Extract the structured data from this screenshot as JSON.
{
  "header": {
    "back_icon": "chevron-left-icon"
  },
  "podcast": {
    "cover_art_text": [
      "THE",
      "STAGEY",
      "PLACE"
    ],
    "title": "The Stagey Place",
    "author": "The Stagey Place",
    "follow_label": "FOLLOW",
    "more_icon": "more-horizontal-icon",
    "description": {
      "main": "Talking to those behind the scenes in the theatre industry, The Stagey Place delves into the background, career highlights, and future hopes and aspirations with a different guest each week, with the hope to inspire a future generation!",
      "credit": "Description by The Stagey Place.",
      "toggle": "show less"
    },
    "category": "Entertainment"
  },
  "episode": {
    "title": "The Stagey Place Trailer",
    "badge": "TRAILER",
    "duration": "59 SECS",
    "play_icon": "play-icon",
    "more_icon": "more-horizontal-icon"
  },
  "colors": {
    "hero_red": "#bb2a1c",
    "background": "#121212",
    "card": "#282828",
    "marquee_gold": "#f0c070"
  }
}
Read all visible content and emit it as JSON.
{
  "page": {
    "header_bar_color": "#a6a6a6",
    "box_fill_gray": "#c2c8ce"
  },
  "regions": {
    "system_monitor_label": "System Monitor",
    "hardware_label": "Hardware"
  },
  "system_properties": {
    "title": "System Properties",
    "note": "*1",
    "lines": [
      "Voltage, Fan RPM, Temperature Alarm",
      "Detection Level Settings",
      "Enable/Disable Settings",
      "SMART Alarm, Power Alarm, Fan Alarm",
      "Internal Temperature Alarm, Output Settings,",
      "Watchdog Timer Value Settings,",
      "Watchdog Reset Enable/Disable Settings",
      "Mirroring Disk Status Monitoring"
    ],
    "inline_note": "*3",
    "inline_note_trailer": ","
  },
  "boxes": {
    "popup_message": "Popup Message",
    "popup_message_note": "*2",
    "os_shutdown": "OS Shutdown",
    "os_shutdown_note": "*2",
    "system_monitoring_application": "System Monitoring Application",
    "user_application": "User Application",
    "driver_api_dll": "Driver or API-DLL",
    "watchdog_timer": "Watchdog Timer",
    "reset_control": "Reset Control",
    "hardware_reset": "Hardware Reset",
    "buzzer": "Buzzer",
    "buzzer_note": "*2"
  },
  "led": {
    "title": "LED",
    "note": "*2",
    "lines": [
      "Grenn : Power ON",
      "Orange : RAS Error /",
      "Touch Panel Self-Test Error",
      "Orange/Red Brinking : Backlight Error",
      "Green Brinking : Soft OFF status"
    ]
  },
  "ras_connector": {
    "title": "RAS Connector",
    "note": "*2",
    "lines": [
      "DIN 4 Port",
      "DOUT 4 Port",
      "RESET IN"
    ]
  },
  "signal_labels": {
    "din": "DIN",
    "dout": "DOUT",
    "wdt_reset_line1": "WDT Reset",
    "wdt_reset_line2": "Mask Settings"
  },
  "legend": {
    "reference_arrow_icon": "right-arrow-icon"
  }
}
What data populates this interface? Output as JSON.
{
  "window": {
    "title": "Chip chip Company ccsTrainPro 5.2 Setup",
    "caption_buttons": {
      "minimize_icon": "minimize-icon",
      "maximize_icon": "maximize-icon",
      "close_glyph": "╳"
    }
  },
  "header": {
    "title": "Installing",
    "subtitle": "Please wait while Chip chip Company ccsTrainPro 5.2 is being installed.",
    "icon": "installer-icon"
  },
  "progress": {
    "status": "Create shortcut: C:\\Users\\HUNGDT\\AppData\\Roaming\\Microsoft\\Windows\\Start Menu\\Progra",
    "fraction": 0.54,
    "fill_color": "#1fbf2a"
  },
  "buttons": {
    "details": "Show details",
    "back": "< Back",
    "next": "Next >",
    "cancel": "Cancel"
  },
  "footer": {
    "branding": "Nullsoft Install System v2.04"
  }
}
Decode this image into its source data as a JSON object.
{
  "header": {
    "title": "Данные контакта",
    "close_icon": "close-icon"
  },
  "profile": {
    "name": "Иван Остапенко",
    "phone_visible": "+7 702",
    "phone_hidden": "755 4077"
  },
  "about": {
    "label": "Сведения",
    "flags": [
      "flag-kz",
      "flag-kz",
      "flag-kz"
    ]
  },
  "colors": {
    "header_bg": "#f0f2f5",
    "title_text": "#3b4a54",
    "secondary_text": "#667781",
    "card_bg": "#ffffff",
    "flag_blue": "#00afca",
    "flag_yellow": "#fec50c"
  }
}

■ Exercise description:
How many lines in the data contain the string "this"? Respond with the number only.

■ Written solution:
3